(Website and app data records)

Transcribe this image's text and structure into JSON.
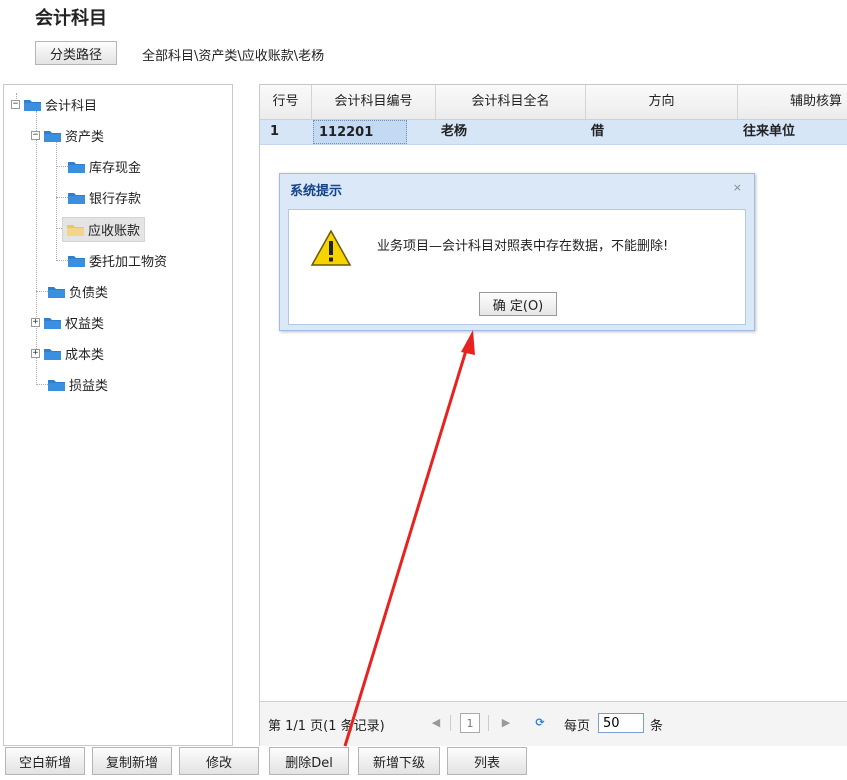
{
  "page": {
    "title": "会计科目"
  },
  "header": {
    "path_button": "分类路径",
    "breadcrumb": "全部科目\\资产类\\应收账款\\老杨"
  },
  "tree": {
    "root": "会计科目",
    "nodes": [
      {
        "label": "资产类"
      },
      {
        "label": "库存现金"
      },
      {
        "label": "银行存款"
      },
      {
        "label": "应收账款"
      },
      {
        "label": "委托加工物资"
      },
      {
        "label": "负债类"
      },
      {
        "label": "权益类"
      },
      {
        "label": "成本类"
      },
      {
        "label": "损益类"
      }
    ],
    "toggle_minus": "−",
    "toggle_plus": "+"
  },
  "grid": {
    "columns": [
      "行号",
      "会计科目编号",
      "会计科目全名",
      "方向",
      "辅助核算"
    ],
    "rows": [
      {
        "row_no": "1",
        "code": "112201",
        "name": "老杨",
        "direction": "借",
        "aux": "往来单位"
      }
    ]
  },
  "pager": {
    "page_text": "第 1/1 页(1 条记录)",
    "current_page": "1",
    "per_page_label": "每页",
    "per_page_value": "50",
    "unit": "条",
    "first": "◀",
    "next": "▶",
    "refresh": "⟳"
  },
  "dialog": {
    "title": "系统提示",
    "close": "×",
    "message": "业务项目—会计科目对照表中存在数据，不能删除!",
    "ok": "确 定(O)"
  },
  "toolbar": {
    "buttons": [
      "空白新增",
      "复制新增",
      "修改",
      "删除Del",
      "新增下级",
      "列表"
    ]
  },
  "colors": {
    "folder": "#2f7fd0",
    "folder_open": "#f3d58a",
    "arrow": "#e8231f",
    "selection": "#d6e6f7"
  }
}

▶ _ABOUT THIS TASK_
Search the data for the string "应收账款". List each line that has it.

▶ _RESPONSE FOR THIS EXERCISE_
    "breadcrumb": "全部科目\\资产类\\应收账款\\老杨"
        "label": "应收账款"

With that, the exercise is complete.